[Data about app and page elements]
--------------------------------------------------

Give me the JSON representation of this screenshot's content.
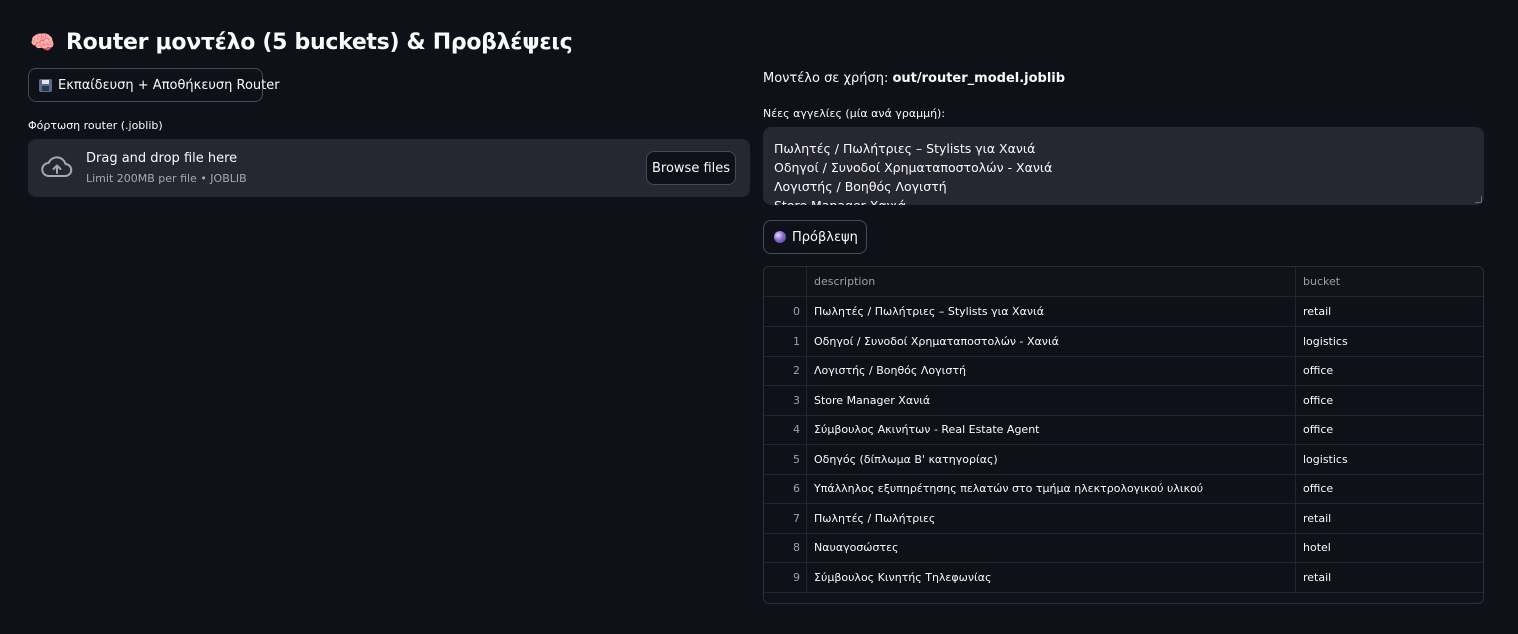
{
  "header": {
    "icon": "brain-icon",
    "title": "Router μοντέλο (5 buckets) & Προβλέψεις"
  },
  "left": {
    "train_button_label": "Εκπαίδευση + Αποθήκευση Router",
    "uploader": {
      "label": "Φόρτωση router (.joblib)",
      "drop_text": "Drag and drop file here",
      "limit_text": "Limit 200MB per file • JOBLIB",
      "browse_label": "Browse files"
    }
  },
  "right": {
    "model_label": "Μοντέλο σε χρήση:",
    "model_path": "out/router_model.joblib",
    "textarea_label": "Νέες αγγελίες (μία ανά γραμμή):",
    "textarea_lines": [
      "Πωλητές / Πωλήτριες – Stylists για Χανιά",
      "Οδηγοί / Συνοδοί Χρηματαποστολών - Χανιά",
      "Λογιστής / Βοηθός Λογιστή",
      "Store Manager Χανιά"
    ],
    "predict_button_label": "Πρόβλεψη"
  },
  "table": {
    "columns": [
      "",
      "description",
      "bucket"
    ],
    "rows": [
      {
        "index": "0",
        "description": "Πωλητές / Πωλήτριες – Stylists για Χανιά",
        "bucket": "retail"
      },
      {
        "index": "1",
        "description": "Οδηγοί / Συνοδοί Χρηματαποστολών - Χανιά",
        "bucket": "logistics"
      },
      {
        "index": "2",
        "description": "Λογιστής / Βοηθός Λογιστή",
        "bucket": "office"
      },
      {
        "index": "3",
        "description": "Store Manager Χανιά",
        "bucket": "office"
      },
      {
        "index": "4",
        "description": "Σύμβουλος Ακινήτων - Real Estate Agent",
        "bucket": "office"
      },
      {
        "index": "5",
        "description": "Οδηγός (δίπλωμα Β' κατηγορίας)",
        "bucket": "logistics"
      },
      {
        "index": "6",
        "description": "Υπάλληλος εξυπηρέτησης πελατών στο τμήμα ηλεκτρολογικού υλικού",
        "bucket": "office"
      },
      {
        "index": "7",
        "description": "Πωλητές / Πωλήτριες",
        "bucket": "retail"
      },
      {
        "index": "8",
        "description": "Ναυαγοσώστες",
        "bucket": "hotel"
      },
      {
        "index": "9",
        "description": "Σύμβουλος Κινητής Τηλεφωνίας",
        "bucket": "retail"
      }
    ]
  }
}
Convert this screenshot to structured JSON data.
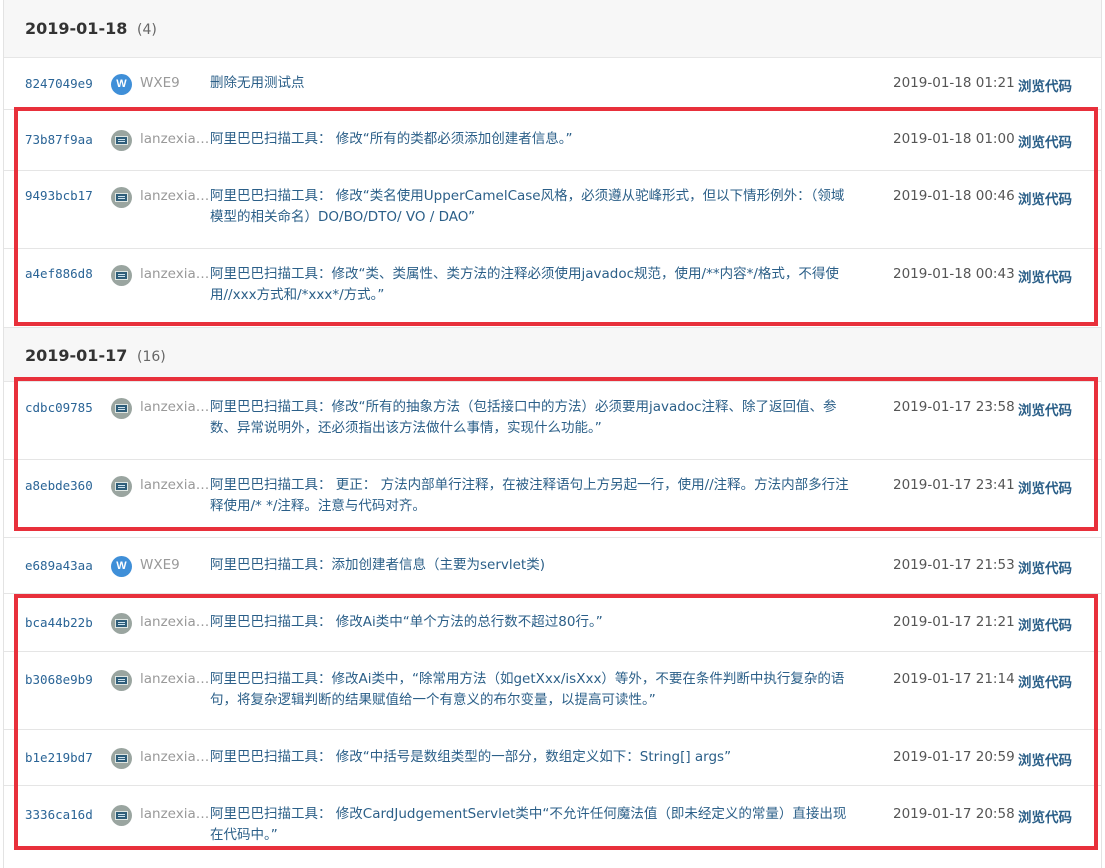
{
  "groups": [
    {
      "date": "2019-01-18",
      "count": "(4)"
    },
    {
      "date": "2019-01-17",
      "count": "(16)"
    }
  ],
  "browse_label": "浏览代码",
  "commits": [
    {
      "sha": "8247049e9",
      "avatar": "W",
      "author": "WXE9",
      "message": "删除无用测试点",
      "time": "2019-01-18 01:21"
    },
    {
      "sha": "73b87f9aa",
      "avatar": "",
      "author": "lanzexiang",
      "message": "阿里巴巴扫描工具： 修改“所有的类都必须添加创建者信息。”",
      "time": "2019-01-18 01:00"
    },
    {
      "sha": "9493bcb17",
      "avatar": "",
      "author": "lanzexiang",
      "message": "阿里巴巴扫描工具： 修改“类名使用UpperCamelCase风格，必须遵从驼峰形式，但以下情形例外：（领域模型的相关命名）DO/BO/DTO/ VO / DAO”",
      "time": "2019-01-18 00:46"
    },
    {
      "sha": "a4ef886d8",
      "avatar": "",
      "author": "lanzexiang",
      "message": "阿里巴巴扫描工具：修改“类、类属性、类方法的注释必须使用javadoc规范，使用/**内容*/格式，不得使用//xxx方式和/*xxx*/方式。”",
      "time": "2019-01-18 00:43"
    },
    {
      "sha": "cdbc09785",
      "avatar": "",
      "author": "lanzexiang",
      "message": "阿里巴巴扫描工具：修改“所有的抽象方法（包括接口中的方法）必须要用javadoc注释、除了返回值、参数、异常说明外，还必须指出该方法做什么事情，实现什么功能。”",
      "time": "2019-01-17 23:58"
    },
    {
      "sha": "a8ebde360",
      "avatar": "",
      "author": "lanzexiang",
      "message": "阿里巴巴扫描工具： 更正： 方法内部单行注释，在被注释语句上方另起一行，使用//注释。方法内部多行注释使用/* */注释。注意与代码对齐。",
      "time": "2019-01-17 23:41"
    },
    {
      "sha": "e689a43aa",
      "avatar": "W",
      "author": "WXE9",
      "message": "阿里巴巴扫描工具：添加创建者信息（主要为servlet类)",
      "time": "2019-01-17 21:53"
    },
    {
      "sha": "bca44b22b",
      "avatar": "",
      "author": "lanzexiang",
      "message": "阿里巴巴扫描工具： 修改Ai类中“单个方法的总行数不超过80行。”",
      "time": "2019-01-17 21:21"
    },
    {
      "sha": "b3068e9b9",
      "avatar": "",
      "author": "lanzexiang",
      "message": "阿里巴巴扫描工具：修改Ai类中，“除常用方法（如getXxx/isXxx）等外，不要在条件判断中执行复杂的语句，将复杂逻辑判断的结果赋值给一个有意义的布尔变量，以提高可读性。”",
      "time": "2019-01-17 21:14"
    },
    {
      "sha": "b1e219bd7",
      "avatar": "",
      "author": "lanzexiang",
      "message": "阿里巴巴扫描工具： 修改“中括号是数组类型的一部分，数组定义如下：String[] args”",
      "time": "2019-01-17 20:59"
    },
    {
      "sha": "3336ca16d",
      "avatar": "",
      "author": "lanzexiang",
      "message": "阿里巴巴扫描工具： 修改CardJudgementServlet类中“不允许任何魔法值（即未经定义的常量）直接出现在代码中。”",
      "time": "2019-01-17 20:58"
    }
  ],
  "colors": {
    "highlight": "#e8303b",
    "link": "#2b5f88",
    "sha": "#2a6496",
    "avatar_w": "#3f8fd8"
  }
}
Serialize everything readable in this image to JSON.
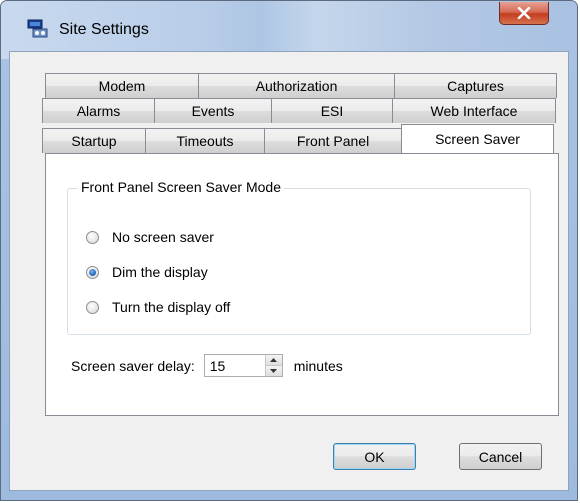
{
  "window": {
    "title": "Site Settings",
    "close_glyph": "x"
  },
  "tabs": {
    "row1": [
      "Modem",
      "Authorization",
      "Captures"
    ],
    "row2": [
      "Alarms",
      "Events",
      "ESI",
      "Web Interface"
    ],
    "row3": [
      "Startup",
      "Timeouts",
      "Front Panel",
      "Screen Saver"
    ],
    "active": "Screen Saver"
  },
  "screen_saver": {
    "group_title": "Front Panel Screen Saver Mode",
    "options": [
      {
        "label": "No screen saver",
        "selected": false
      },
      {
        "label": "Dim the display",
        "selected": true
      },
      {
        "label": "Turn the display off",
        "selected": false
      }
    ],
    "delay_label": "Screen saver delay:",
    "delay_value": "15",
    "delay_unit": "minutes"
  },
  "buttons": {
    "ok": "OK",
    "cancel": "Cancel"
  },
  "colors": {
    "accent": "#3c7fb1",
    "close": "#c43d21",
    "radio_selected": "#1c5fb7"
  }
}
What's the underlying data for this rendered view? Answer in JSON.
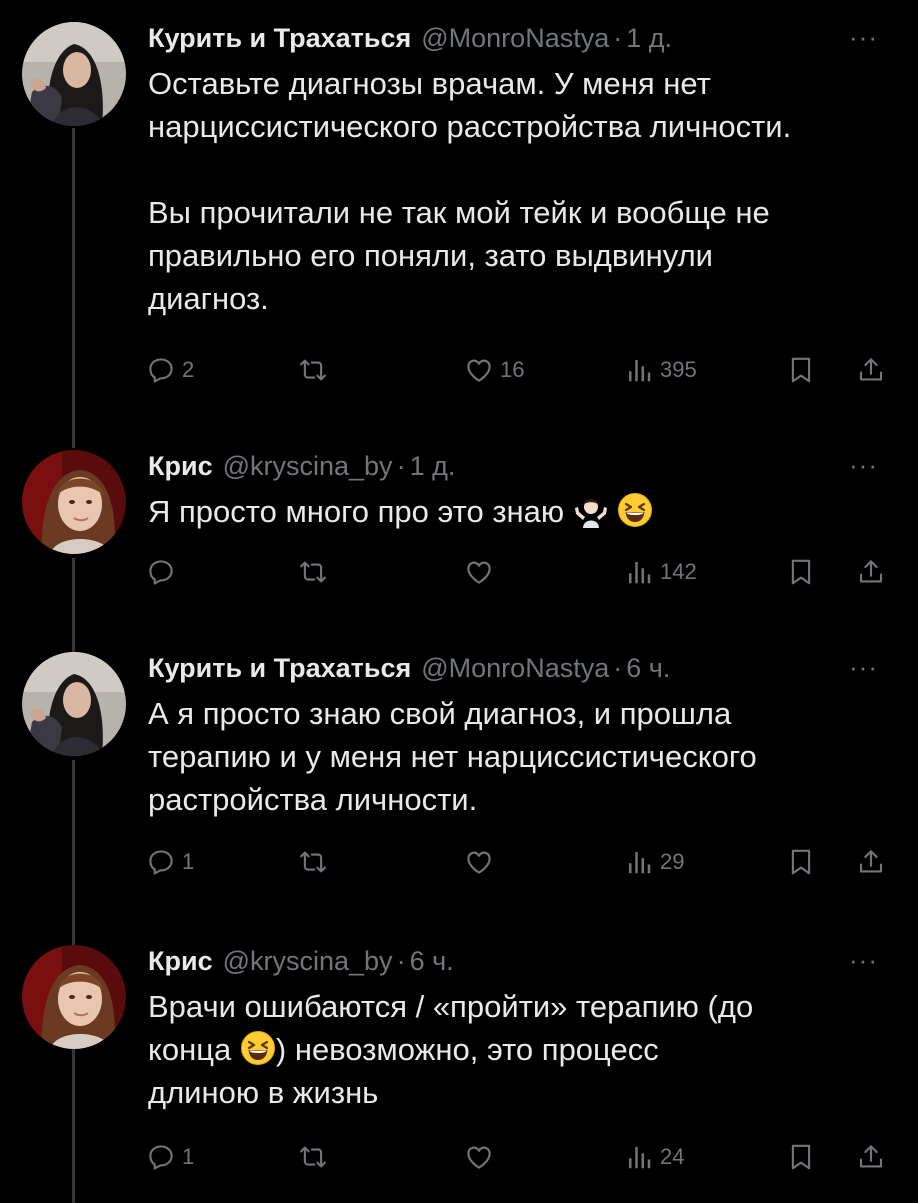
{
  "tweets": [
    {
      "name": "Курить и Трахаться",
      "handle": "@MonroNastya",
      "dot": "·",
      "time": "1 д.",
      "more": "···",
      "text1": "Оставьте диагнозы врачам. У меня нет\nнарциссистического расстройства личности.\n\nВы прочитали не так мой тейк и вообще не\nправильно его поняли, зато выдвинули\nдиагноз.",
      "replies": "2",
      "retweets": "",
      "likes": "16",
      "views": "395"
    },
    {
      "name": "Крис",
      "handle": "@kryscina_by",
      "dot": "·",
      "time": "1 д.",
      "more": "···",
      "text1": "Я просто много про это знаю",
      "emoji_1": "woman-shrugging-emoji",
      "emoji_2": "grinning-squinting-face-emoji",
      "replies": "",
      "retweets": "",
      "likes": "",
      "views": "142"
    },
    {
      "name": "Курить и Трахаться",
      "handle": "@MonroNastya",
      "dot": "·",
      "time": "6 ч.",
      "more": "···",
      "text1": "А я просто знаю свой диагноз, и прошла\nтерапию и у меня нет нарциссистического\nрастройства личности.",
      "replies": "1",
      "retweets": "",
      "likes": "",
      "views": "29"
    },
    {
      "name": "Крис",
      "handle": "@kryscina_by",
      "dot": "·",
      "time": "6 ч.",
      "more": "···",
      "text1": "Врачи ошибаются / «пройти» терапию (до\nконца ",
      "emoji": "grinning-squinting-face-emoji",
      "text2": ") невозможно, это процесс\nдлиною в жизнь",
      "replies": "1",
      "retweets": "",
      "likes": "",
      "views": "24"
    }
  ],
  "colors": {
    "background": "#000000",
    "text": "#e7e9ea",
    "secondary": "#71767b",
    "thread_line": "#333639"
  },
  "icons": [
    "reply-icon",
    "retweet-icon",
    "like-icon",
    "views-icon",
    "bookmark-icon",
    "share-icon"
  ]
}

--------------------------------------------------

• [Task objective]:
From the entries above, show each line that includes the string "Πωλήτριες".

• [Solved problem]:
      "Πωλητές / Πωλήτριες – Stylists για Χανιά",
        "description": "Πωλητές / Πωλήτριες – Stylists για Χανιά",
        "description": "Πωλητές / Πωλήτριες",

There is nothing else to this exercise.